Postural Fit does every day direct postural training for kids, teens, adults, and seniors.
Mango will donate and distribute two million masks through its own logistics among the different hospitals in Spain, many of which are in shortage of essential medical supplies to carry out their heroic work.
The distribution will be made following the instructions of the Ministry of Health.
Inditex announced that it has made all of its logistics, supply and commercial management capacity available to the Government, especially from China, to meet the emergency needs, both for medical and textile materials, that are currently needed. Plus the donation of 300 thousand protective surgeries.
In Spain, Pernod Ricard, Nivea, González Byass and Bacardi give plants to make disinfectants against the coronavirus.
In a collaborative compilation, some 40 examples of freelancers and small, medium and large companies that are making a difference these days; here: https://twitter.com/AndyStalman/status/1240710712315576320
After the coronavirus, what?

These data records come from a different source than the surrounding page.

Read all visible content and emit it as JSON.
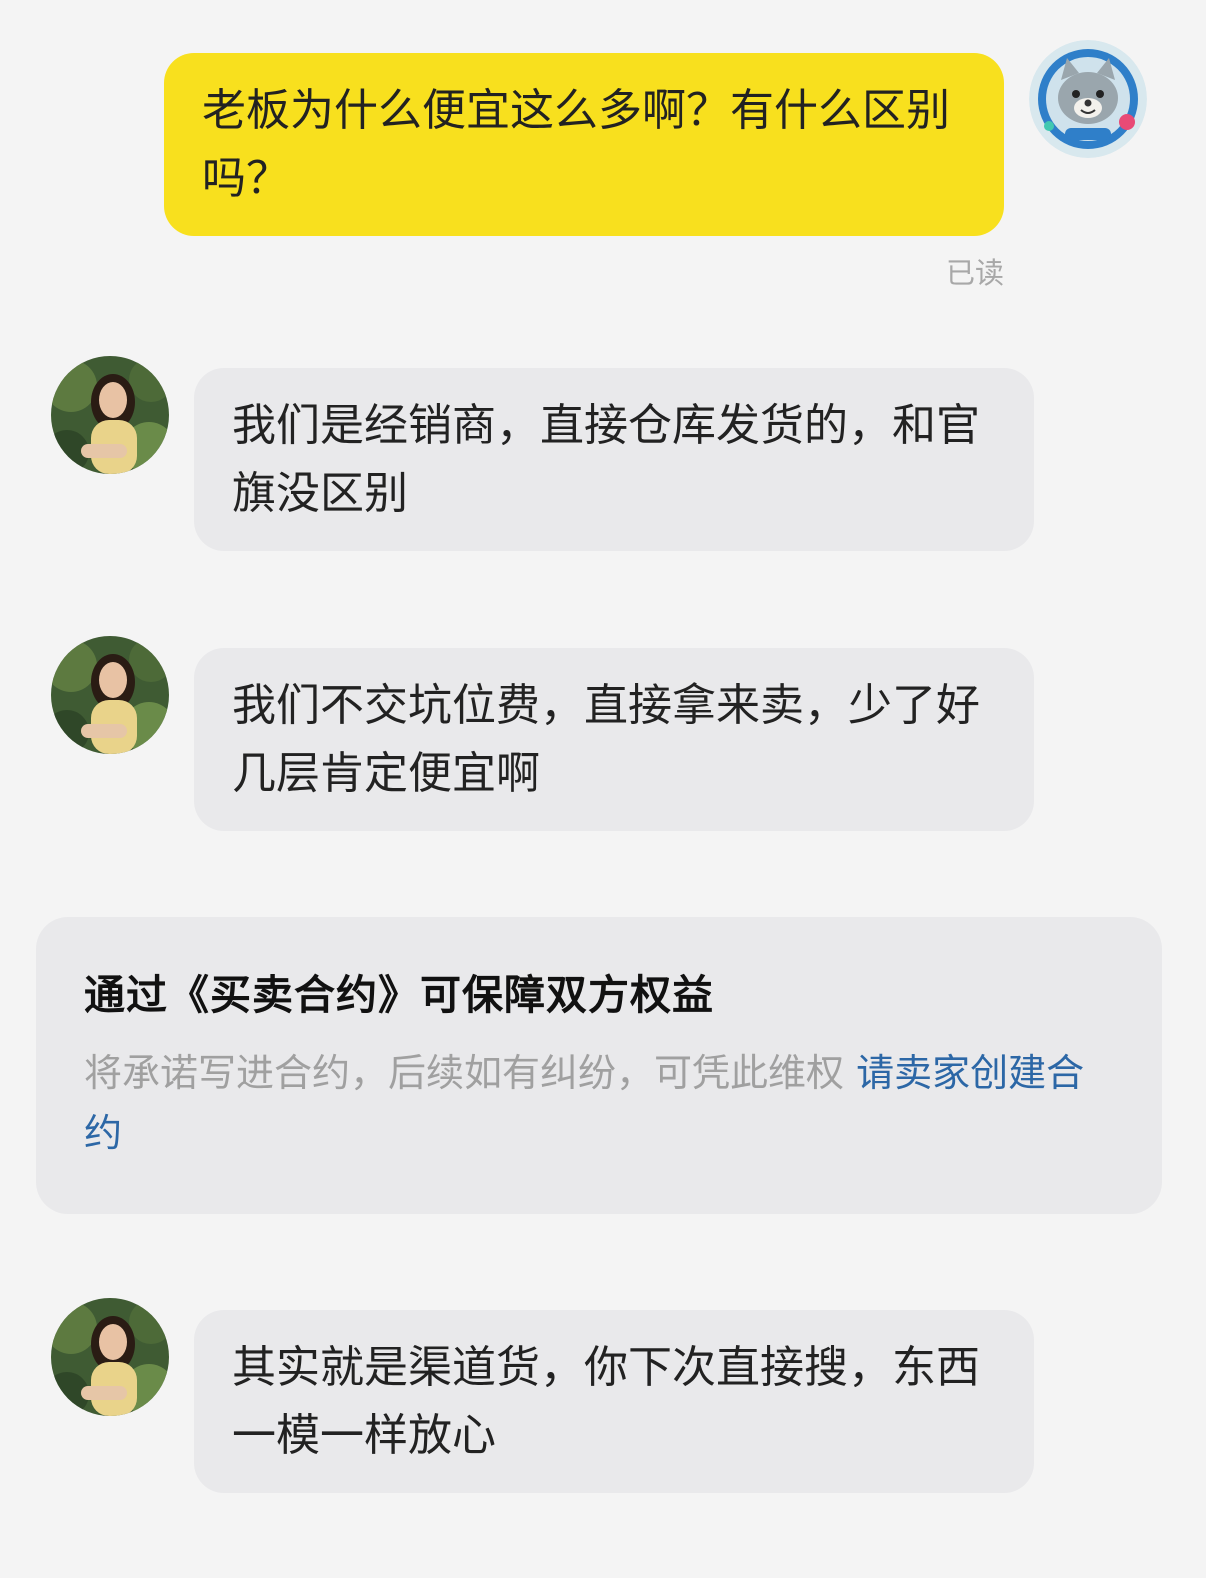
{
  "messages": [
    {
      "sender": "self",
      "text": "老板为什么便宜这么多啊？有什么区别吗？"
    },
    {
      "sender": "seller",
      "text": "我们是经销商，直接仓库发货的，和官旗没区别"
    },
    {
      "sender": "seller",
      "text": "我们不交坑位费，直接拿来卖，少了好几层肯定便宜啊"
    },
    {
      "sender": "seller",
      "text": "其实就是渠道货，你下次直接搜，东西一模一样放心"
    }
  ],
  "read_receipt": "已读",
  "contract_card": {
    "title": "通过《买卖合约》可保障双方权益",
    "description": "将承诺写进合约，后续如有纠纷，可凭此维权",
    "link_text": "请卖家创建合约"
  },
  "colors": {
    "self_bubble": "#f8e01e",
    "peer_bubble": "#e9e9eb",
    "background": "#f4f4f4",
    "link": "#2c67a6"
  },
  "icons": {
    "self_avatar": "cat-astronaut-avatar",
    "seller_avatar": "seller-photo-avatar"
  }
}
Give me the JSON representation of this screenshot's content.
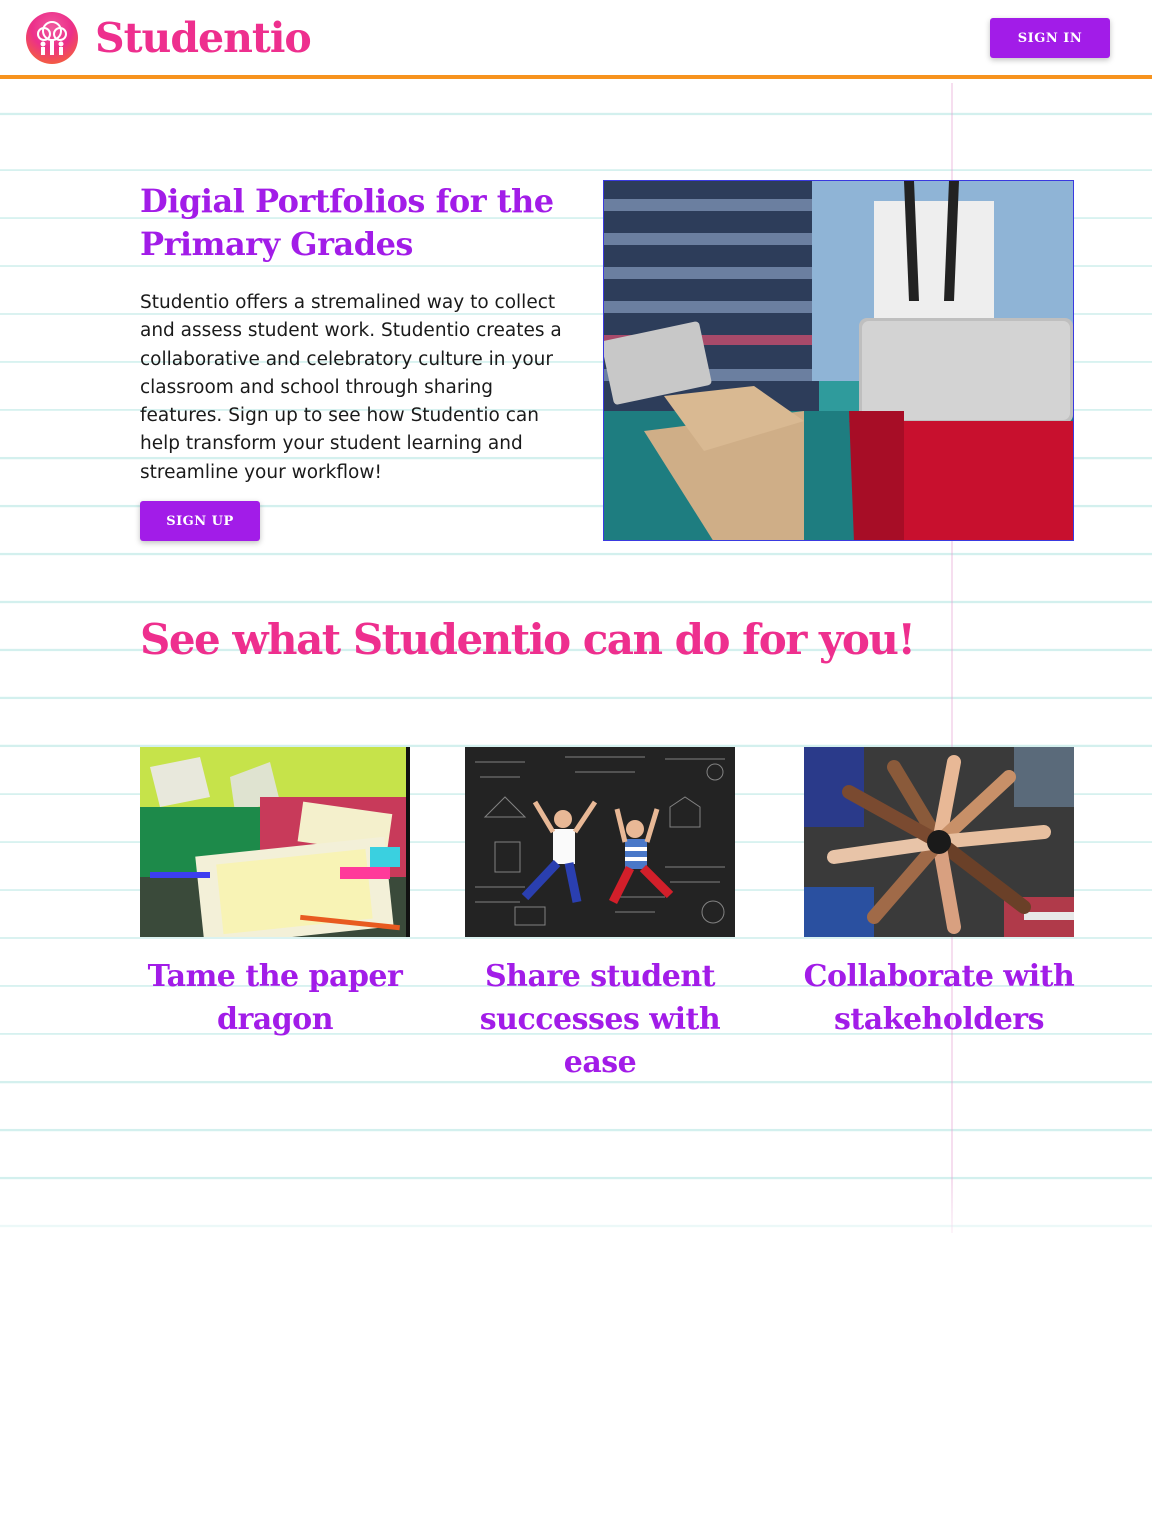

For brands, adopting a new paradigm of commitment, responsibility, empathy and agility means starting to set foot in tomorrow. And above all, be generous. That is what people will remember when this is over. And no company has become poor for giving.
At some point in the future, I imagine consumers, clients or citizens asking brands that sell themselves as ‘purpose’ brands: What did YOU do during the COVID-19 crisis?
Those that have made something will be favored with the time, attention and affection of the clients.
Learning to listen.
Finishing his speech at TED, Bill Gates finished by saying, “Now I don’t have an exact budget for what this would cost, but I’m pretty sure it’s very modest compared to the potential damage. The World Bank estimates that if we have a global flu epidemic, global wealth will shrink by more than $ 3,000,000,000,000 and we will have millions upon millions of deaths. These investments offer significant benefits beyond being prepared for the epidemic. Primary health care, R&D; Those things would reduce global health equity and make the world fairer and safer.
So I think this should absolutely be a priority. There is no need to panic. We don’t have to rack up cans of spaghetti or go down to the basement. But we have to get going, because time is not on our side.”
And we didn’t listen to him. Although time, five years!, was on our side.